Problem — Each line of the data below that contains "legend" must be copied.

Data records:

_ _ _ _ _

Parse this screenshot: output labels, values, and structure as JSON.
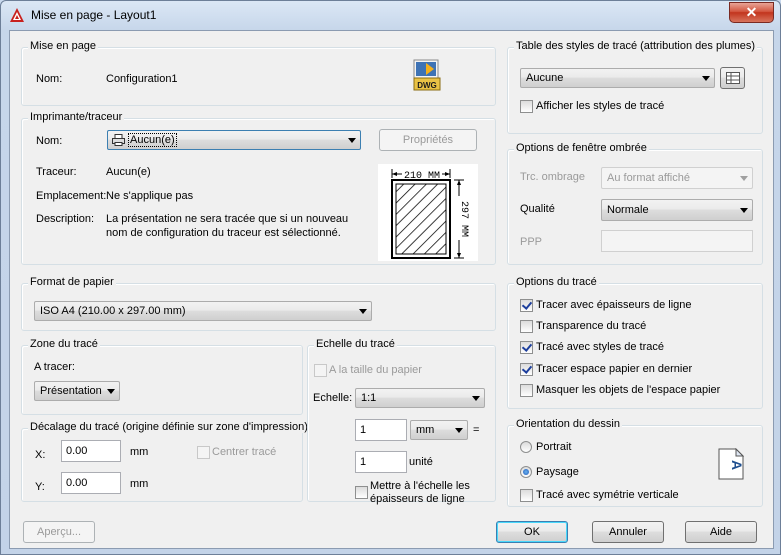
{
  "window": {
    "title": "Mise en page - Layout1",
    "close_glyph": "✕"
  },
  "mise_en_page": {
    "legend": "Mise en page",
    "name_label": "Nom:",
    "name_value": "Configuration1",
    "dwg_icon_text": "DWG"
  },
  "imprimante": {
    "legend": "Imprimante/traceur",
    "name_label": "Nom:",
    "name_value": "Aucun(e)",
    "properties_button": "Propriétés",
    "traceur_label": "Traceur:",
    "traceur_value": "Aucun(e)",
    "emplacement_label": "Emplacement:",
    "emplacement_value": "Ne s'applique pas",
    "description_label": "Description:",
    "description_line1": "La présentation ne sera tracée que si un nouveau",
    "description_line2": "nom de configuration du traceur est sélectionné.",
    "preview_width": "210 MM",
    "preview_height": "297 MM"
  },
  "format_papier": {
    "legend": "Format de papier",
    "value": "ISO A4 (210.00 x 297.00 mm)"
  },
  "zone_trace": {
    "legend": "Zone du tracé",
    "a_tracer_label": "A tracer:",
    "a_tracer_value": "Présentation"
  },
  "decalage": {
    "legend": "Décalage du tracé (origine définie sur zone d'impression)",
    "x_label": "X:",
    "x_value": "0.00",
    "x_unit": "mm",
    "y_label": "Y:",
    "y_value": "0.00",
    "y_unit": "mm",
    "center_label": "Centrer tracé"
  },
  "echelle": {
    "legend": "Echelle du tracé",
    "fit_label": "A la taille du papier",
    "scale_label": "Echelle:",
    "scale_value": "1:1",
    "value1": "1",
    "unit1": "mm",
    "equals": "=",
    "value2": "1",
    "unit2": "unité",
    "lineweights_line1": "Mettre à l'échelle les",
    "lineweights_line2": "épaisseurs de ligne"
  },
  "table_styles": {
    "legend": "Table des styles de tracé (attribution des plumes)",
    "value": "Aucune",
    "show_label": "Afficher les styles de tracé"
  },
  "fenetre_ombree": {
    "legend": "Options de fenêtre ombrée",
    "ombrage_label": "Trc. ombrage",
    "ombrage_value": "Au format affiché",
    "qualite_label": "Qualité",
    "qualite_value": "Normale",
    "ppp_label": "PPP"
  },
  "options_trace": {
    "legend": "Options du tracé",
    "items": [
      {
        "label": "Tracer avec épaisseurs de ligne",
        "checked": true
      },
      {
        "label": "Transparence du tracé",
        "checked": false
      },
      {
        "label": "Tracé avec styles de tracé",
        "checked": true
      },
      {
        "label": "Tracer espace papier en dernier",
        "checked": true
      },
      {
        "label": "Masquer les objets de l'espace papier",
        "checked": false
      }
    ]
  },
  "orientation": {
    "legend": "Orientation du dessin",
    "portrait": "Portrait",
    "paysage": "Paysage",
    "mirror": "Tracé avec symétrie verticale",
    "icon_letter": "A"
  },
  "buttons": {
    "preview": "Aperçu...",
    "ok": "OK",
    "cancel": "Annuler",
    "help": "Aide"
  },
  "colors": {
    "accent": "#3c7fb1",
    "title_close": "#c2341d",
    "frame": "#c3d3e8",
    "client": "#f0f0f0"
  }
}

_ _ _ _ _

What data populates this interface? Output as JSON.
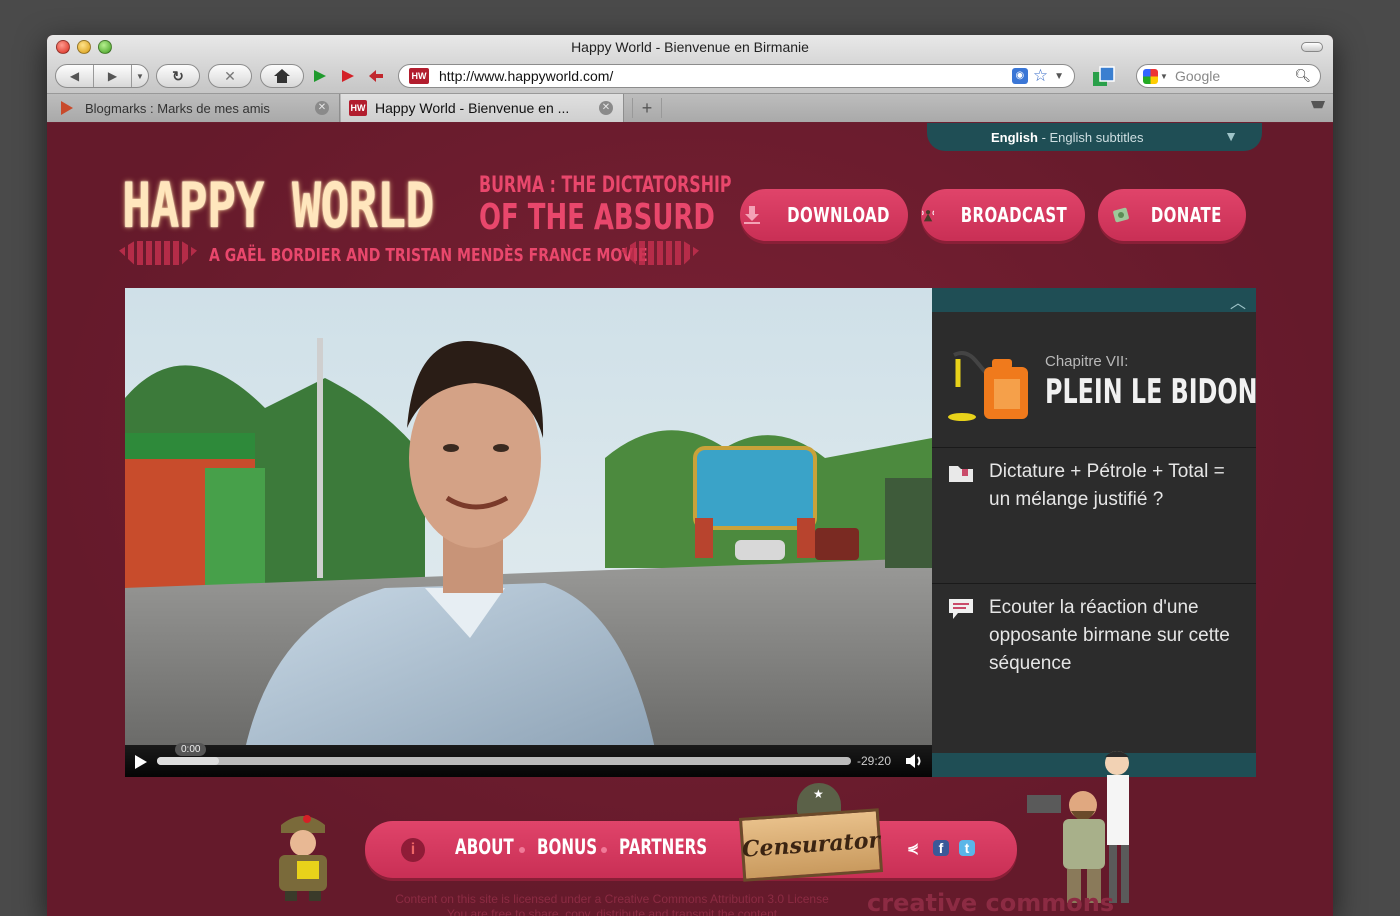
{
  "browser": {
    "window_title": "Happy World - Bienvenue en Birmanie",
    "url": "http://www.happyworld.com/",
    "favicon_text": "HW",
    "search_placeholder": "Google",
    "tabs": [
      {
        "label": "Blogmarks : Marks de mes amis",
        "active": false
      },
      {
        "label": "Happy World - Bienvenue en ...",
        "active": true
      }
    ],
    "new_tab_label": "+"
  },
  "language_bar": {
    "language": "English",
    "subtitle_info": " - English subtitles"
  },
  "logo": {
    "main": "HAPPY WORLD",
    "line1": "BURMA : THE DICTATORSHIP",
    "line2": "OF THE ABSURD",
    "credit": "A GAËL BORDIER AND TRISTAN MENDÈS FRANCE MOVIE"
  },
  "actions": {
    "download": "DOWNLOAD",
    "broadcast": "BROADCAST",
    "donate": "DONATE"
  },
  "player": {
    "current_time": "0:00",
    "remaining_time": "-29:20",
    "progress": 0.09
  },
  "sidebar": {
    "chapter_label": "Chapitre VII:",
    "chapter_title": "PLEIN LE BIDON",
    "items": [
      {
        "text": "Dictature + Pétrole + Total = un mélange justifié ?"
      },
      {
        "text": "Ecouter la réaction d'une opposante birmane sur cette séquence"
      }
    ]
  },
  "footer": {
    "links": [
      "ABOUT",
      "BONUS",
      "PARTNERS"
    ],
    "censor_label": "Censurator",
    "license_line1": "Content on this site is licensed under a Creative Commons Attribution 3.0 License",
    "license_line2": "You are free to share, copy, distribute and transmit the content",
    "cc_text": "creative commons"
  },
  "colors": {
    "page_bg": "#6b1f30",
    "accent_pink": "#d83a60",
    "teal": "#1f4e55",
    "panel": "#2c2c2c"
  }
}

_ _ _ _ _

Task answer —
    "legend": "Mise en page",
    "legend": "Imprimante/traceur",
    "legend": "Format de papier",
    "legend": "Zone du tracé",
    "legend": "Décalage du tracé (origine définie sur zone d'impression)",
    "legend": "Echelle du tracé",
    "legend": "Table des styles de tracé (attribution des plumes)",
    "legend": "Options de fenêtre ombrée",
    "legend": "Options du tracé",
    "legend": "Orientation du dessin",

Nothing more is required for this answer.